As of January 1, all Penguin Random House ebooks are now licensed to libraries under the terms previously offered by Random House. The license is perpetual with no limits on the number of circulations or time period. This is as close to ownership as offered by any of the Big Five publishers.
As in the past, the license is for one circulation at a time per copy. Previously, Penguin had imposed a one-year limit on library licenses, requiring the library to pay again for the title.
Prior to the merger of Penguin and Random House in July 2013, the two publishers had entirely different terms for library licensing of their ebooks. Random House offered perpetual access at a high price while Penguin offered one year of access for about the consumer price of the ebook.

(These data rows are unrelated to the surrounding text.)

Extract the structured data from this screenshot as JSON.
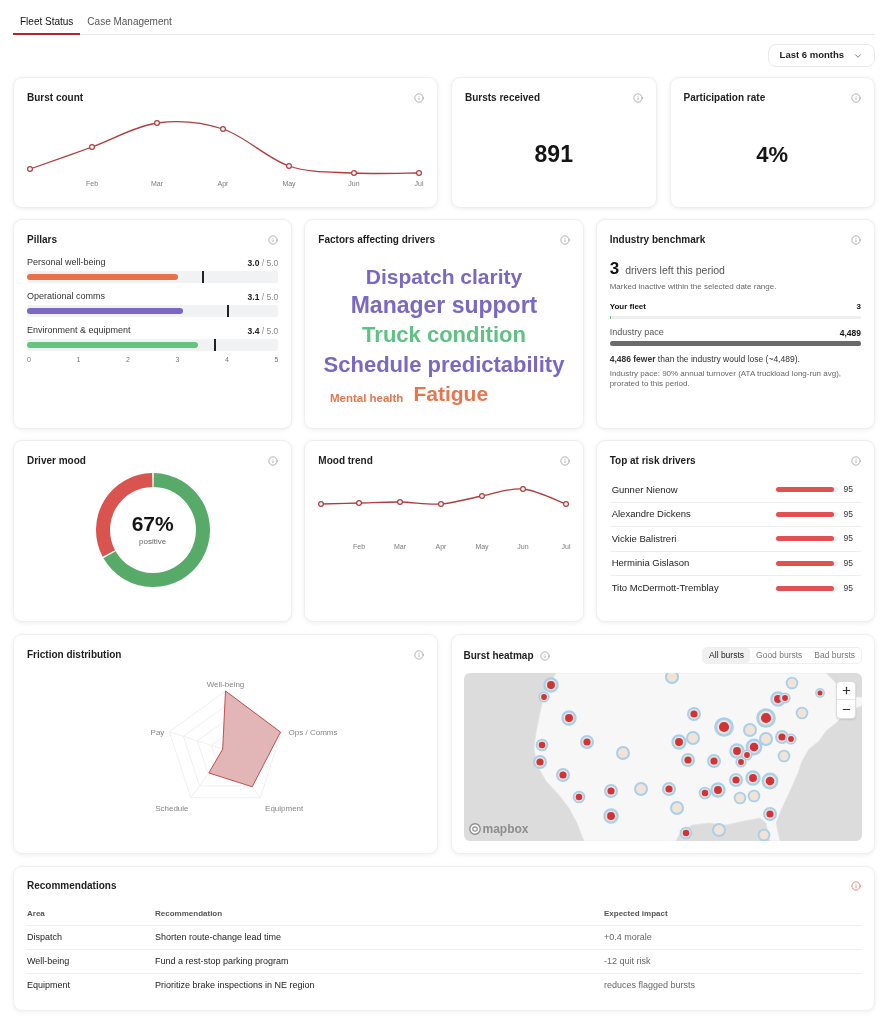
{
  "tabs": [
    {
      "label": "Fleet Status",
      "selected": true
    },
    {
      "label": "Case Management",
      "selected": false
    }
  ],
  "date_range": {
    "value": "Last 6 months"
  },
  "burst_count": {
    "title": "Burst count",
    "x_labels": [
      "Feb",
      "Mar",
      "Apr",
      "May",
      "Jun",
      "Jul"
    ]
  },
  "bursts_received": {
    "title": "Bursts received",
    "value": "891"
  },
  "participation_rate": {
    "title": "Participation rate",
    "value": "4%"
  },
  "pillars": {
    "title": "Pillars",
    "items": [
      {
        "label": "Personal well-being",
        "score": "3.0",
        "max": "/ 5.0",
        "color": "#ea7048",
        "level": 0.6,
        "benchmark": {
          "level": 0.7
        }
      },
      {
        "label": "Operational comms",
        "score": "3.1",
        "max": "/ 5.0",
        "color": "#7c66c6",
        "level": 0.62,
        "benchmark": {
          "level": 0.8
        }
      },
      {
        "label": "Environment & equipment",
        "score": "3.4",
        "max": "/ 5.0",
        "color": "#63c57f",
        "level": 0.68,
        "benchmark": {
          "level": 0.75
        }
      }
    ],
    "scale": [
      "0",
      "1",
      "2",
      "3",
      "4",
      "5"
    ]
  },
  "factors": {
    "title": "Factors affecting drivers",
    "words": [
      {
        "text": "Dispatch clarity",
        "color": "#7b68c2"
      },
      {
        "text": "Manager support",
        "color": "#7b68c2"
      },
      {
        "text": "Truck condition",
        "color": "#5fc283"
      },
      {
        "text": "Schedule predictability",
        "color": "#7b68c2"
      },
      {
        "text": "Mental health",
        "color": "#e9754c"
      },
      {
        "text": "Fatigue",
        "color": "#e9754c"
      }
    ]
  },
  "industry_benchmark": {
    "title": "Industry benchmark",
    "count": "3",
    "count_label": "drivers left this period",
    "note": "Marked inactive within the selected date range.",
    "bars": [
      {
        "kind": "fleet",
        "label": "Your fleet",
        "value": "3",
        "level": 0.006
      },
      {
        "kind": "pace",
        "label": "Industry pace",
        "value": "4,489",
        "level": 1
      }
    ],
    "summary": "**4,486 fewer** than the industry would lose (~4,489).",
    "footnote": "Industry pace: 90% annual turnover (ATA truckload long-run avg), prorated to this period."
  },
  "driver_mood": {
    "title": "Driver mood",
    "value": "67%",
    "label": "positive",
    "chart_data": {
      "type": "donut",
      "values": [
        67,
        33
      ]
    }
  },
  "mood_trend": {
    "title": "Mood trend",
    "x_labels": [
      "Feb",
      "Mar",
      "Apr",
      "May",
      "Jun",
      "Jul"
    ]
  },
  "at_risk_drivers": {
    "title": "Top at risk drivers",
    "drivers": [
      {
        "name": "Gunner Nienow",
        "score": "95",
        "level": 0.95
      },
      {
        "name": "Alexandre Dickens",
        "score": "95",
        "level": 0.95
      },
      {
        "name": "Vickie Balistreri",
        "score": "95",
        "level": 0.95
      },
      {
        "name": "Herminia Gislason",
        "score": "95",
        "level": 0.95
      },
      {
        "name": "Tito McDermott-Tremblay",
        "score": "95",
        "level": 0.95
      }
    ]
  },
  "friction": {
    "title": "Friction distribution",
    "axes": [
      "Well-being",
      "Ops / Comms",
      "Equipment",
      "Schedule",
      "Pay"
    ]
  },
  "heatmap": {
    "title": "Burst heatmap",
    "filters": [
      {
        "label": "All bursts",
        "selected": true
      },
      {
        "label": "Good bursts",
        "selected": false
      },
      {
        "label": "Bad bursts",
        "selected": false
      }
    ],
    "attribution": "mapbox"
  },
  "recommendations": {
    "title": "Recommendations",
    "columns": [
      "Area",
      "Recommendation",
      "Expected impact"
    ],
    "rows": [
      [
        "Dispatch",
        "Shorten route-change lead time",
        "+0.4 morale"
      ],
      [
        "Well-being",
        "Fund a rest-stop parking program",
        "-12 quit risk"
      ],
      [
        "Equipment",
        "Prioritize brake inspections in NE region",
        "reduces flagged bursts"
      ]
    ]
  }
}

Random House had established a limit of $85 per ebook title, and many of their newest best sellers were priced at the limit. Their new pricing sets a limit of $65 per copy. This is clearly an improvement for libraries. Penguin titles will now have the same $65 limit, even though previously many were offered for library lending at the consumer price with the one-year time limit. If most new Penguin titles reach this $65 limit, this change could hit libraries hard.
For libraries looking to build long-term collections, these changes should be beneficial. For libraries that use ebooks to meet current popular demand, the increase in cost for Penguin titles will hurt. On the other hand, there is clear benefit in making the selection decision once and not having to review that decision annually.
Hachette Book Group offers its ebooks on terms and pricing similar to the terms now in effect from Penguin Random House, so two of the Big Five now have similar terms.
Though we were in shock when HarperCollins instituted its 26-loan limit in 2011, that rental model is now recognized as an attractive alternative to high-priced perpetual access.
At this point, the ideal arrangement would be the ability to license any title for perpetual access and to license the same title for a set number of circulations or a set time period, combining the library’s need to build its collection and to meet current popular demand.
The focus of the Digital Content Working Group these past five years has been on the Big Five publishers, but we know that many of the midsized and smaller publishers offer much more favorable terms to libraries. The latest Big Five Publishers and Library Lending chart shows where we stand today. Going forward this chart needs to be expanded to include more of the publishers libraries rely on to meet local needs.
Updated with correction on January 28, 2016.